Journalists face a barrage of information, and they must make choices about which stories to cover based on available source materials. Some stories, though, are just that, stories. Dr. Joan Donovan’s research maps and tracks attempts by “media manipulators” to influence journalists and bait them into picking up false stories.
During breaking news events, media manipulators act quickly to establish their narratives by creating and seeding content in order to trick journalists into covering specific highly politicized wedge issues. Manipulators often rely on the speed and ubiquity of social media, which has quickened the pace of news, to make wide scale distribution of polarizing hoaxes possible. Manipulation campaigns are planned and executed across multiple platforms online simultaneously in an effort to capture a wide audience of both everyday users and to ensnare journalists. Broadly, she and her collaborators refer to these tactics as “source hacking,” a versatile set of techniques for feeding false information to journalists, investigators, and the general public during breaking news events or across highly polarized wedge issues.

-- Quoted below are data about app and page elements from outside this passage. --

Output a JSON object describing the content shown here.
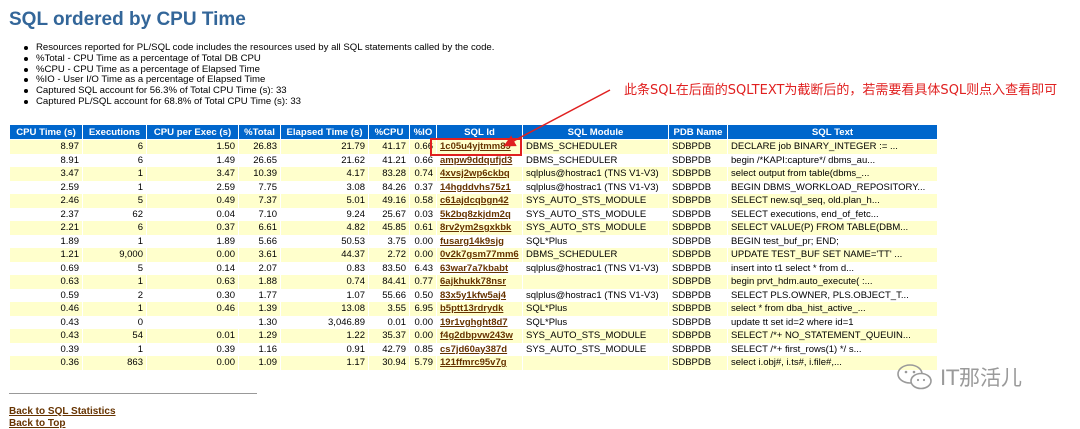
{
  "page": {
    "title": "SQL ordered by CPU Time"
  },
  "notes": [
    "Resources reported for PL/SQL code includes the resources used by all SQL statements called by the code.",
    "%Total - CPU Time as a percentage of Total DB CPU",
    "%CPU - CPU Time as a percentage of Elapsed Time",
    "%IO - User I/O Time as a percentage of Elapsed Time",
    "Captured SQL account for 56.3% of Total CPU Time (s): 33",
    "Captured PL/SQL account for 68.8% of Total CPU Time (s): 33"
  ],
  "table": {
    "headers": [
      "CPU Time (s)",
      "Executions",
      "CPU per Exec (s)",
      "%Total",
      "Elapsed Time (s)",
      "%CPU",
      "%IO",
      "SQL Id",
      "SQL Module",
      "PDB Name",
      "SQL Text"
    ],
    "rows": [
      [
        "8.97",
        "6",
        "1.50",
        "26.83",
        "21.79",
        "41.17",
        "0.66",
        "1c05u4yjtmm89",
        "DBMS_SCHEDULER",
        "SDBPDB",
        "DECLARE job BINARY_INTEGER := ..."
      ],
      [
        "8.91",
        "6",
        "1.49",
        "26.65",
        "21.62",
        "41.21",
        "0.66",
        "ampw9ddqufjd3",
        "DBMS_SCHEDULER",
        "SDBPDB",
        "begin /*KAPI:capture*/ dbms_au..."
      ],
      [
        "3.47",
        "1",
        "3.47",
        "10.39",
        "4.17",
        "83.28",
        "0.74",
        "4xvsj2wp6ckbq",
        "sqlplus@hostrac1 (TNS V1-V3)",
        "SDBPDB",
        "select output from table(dbms_..."
      ],
      [
        "2.59",
        "1",
        "2.59",
        "7.75",
        "3.08",
        "84.26",
        "0.37",
        "14hgddvhs75z1",
        "sqlplus@hostrac1 (TNS V1-V3)",
        "SDBPDB",
        "BEGIN DBMS_WORKLOAD_REPOSITORY..."
      ],
      [
        "2.46",
        "5",
        "0.49",
        "7.37",
        "5.01",
        "49.16",
        "0.58",
        "c61ajdcqbgn42",
        "SYS_AUTO_STS_MODULE",
        "SDBPDB",
        "SELECT new.sql_seq, old.plan_h..."
      ],
      [
        "2.37",
        "62",
        "0.04",
        "7.10",
        "9.24",
        "25.67",
        "0.03",
        "5k2bq8zkjdm2q",
        "SYS_AUTO_STS_MODULE",
        "SDBPDB",
        "SELECT executions, end_of_fetc..."
      ],
      [
        "2.21",
        "6",
        "0.37",
        "6.61",
        "4.82",
        "45.85",
        "0.61",
        "8rv2ym2sgxkbk",
        "SYS_AUTO_STS_MODULE",
        "SDBPDB",
        "SELECT VALUE(P) FROM TABLE(DBM..."
      ],
      [
        "1.89",
        "1",
        "1.89",
        "5.66",
        "50.53",
        "3.75",
        "0.00",
        "fusarg14k9sjg",
        "SQL*Plus",
        "SDBPDB",
        "BEGIN test_buf_pr; END;"
      ],
      [
        "1.21",
        "9,000",
        "0.00",
        "3.61",
        "44.37",
        "2.72",
        "0.00",
        "0v2k7gsm77mm6",
        "DBMS_SCHEDULER",
        "SDBPDB",
        "UPDATE TEST_BUF SET NAME='TT' ..."
      ],
      [
        "0.69",
        "5",
        "0.14",
        "2.07",
        "0.83",
        "83.50",
        "6.43",
        "63war7a7kbabt",
        "sqlplus@hostrac1 (TNS V1-V3)",
        "SDBPDB",
        "insert into t1 select * from d..."
      ],
      [
        "0.63",
        "1",
        "0.63",
        "1.88",
        "0.74",
        "84.41",
        "0.77",
        "6ajkhukk78nsr",
        "",
        "SDBPDB",
        "begin prvt_hdm.auto_execute( :..."
      ],
      [
        "0.59",
        "2",
        "0.30",
        "1.77",
        "1.07",
        "55.66",
        "0.50",
        "83x5y1kfw5aj4",
        "sqlplus@hostrac1 (TNS V1-V3)",
        "SDBPDB",
        "SELECT PLS.OWNER, PLS.OBJECT_T..."
      ],
      [
        "0.46",
        "1",
        "0.46",
        "1.39",
        "13.08",
        "3.55",
        "6.95",
        "b5ptt13rdrydk",
        "SQL*Plus",
        "SDBPDB",
        "select * from dba_hist_active_..."
      ],
      [
        "0.43",
        "0",
        "",
        "1.30",
        "3,046.89",
        "0.01",
        "0.00",
        "19r1vghght8d7",
        "SQL*Plus",
        "SDBPDB",
        "update tt set id=2 where id=1"
      ],
      [
        "0.43",
        "54",
        "0.01",
        "1.29",
        "1.22",
        "35.37",
        "0.00",
        "f4g2dbpvw243w",
        "SYS_AUTO_STS_MODULE",
        "SDBPDB",
        "SELECT /*+ NO_STATEMENT_QUEUIN..."
      ],
      [
        "0.39",
        "1",
        "0.39",
        "1.16",
        "0.91",
        "42.79",
        "0.85",
        "cs7jd60ay387d",
        "SYS_AUTO_STS_MODULE",
        "SDBPDB",
        "SELECT /*+ first_rows(1) */ s..."
      ],
      [
        "0.36",
        "863",
        "0.00",
        "1.09",
        "1.17",
        "30.94",
        "5.79",
        "121ffmrc95v7g",
        "",
        "SDBPDB",
        "select i.obj#, i.ts#, i.file#,..."
      ]
    ]
  },
  "links": {
    "back_sql_stats": "Back to SQL Statistics",
    "back_top": "Back to Top"
  },
  "annotation": {
    "text": "此条SQL在后面的SQLTEXT为截断后的，若需要看具体SQL则点入查看即可",
    "color": "#e02020"
  },
  "watermark": {
    "text": "IT那活儿"
  },
  "colors": {
    "title": "#336699",
    "header_bg": "#0066cc",
    "row_odd": "#ffffcc",
    "link": "#663300"
  }
}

In this paper, she examines four different methods of "source hacking" and shows how media manipulators rely on the specific affordances of sociotechnical platforms to surface false information and consequently sway and/or set media agendas. While most journalists are trained to spot savvy public relations, promotional content, and to avoid publishing propaganda, in this networked media environment, hoaxes assume new forms and often mask themselves as social movements. In order for journalists to effectively spot and debunk these hoaxes, theory and methods for addressing source hacking must be developed and widely disseminated across journalism schools and newsrooms.
Lunch will be served.

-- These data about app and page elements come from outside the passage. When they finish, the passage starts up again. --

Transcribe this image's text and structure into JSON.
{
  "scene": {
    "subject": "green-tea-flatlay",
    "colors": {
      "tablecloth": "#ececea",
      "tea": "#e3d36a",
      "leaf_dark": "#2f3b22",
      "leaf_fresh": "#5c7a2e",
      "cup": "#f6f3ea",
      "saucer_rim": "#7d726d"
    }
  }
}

Dr. Joan Donovan is Director of the Technology and Social Change (TaSC) Research Project at the Shorenstein Center at Harvard University. Dr. Donovan leads the field in examining internet and technology studies, online extremism, media manipulation, and disinformation campaigns. Dr. Donovan's research and teaching interests are focused on media manipulation, effects of disinformation campaigns, and adversarial media movements.

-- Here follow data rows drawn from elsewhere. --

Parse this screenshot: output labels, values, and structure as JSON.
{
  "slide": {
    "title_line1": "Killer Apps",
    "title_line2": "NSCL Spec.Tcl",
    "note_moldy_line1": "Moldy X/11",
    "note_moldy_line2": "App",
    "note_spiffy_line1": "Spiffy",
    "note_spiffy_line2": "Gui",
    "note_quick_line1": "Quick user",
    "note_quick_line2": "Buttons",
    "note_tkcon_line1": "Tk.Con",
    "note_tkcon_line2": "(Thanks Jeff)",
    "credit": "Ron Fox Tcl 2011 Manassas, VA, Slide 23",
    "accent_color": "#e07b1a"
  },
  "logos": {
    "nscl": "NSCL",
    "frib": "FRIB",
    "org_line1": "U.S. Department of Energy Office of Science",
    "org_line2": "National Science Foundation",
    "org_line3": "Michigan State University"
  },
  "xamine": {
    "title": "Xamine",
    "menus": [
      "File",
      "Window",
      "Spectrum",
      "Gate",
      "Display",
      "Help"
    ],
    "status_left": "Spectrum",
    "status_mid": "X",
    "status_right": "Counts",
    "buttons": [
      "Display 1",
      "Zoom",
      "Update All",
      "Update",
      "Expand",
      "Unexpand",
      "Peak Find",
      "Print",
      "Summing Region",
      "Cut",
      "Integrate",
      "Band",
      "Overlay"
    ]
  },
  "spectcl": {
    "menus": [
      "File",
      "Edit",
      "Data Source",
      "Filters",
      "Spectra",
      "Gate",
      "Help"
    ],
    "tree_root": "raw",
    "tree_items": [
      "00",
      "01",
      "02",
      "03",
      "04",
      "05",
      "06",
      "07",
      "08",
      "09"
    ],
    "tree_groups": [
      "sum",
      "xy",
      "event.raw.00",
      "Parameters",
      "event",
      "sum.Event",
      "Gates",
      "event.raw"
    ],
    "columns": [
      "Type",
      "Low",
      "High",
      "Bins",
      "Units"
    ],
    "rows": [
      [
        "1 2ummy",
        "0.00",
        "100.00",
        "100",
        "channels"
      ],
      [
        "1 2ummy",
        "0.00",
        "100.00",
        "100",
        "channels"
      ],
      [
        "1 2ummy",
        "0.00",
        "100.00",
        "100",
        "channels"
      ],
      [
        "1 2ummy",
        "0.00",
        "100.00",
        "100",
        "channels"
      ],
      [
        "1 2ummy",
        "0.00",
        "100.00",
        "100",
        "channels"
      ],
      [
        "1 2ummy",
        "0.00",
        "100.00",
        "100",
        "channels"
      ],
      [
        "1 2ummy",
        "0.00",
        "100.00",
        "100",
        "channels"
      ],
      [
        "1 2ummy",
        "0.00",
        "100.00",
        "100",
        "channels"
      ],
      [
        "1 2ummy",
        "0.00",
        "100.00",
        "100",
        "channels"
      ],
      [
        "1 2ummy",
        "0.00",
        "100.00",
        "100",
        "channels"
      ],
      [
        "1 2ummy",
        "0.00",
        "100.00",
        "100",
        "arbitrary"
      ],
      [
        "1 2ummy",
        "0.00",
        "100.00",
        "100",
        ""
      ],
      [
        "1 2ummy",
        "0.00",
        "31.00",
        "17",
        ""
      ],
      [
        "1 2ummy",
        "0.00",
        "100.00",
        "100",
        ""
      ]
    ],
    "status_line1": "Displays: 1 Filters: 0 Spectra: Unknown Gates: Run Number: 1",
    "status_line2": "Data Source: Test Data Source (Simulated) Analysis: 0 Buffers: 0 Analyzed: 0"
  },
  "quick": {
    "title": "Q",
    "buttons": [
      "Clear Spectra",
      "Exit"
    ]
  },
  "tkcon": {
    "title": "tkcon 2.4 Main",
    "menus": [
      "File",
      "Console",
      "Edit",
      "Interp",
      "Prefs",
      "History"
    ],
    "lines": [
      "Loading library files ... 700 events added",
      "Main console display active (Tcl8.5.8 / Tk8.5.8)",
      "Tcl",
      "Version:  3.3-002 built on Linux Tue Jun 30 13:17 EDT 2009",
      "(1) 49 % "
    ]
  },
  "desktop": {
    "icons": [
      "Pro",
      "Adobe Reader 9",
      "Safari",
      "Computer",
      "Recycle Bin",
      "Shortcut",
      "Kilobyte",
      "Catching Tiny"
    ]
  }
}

Her research can be found in academic peer-reviewed journals such as Social Media + Society, Journal of Contemporary Ethnography (JCE), Information, Communication & Society, Social Studies of Science, and Online Information Review. Her contributions can also be found in the books, Data Science Landscape: Towards Research Standards and Protocols and Unlike Us Reader: Social Media Monopolies and Their Alternatives. Dr. Donovan received her Ph.D. in Sociology and Science Studies from the University of California San Diego, and was a postdoctoral fellow at the UCLA Institute for Society and Genetics, where she studied white supremacists’ use of DNA ancestry tests, social movements, and technology.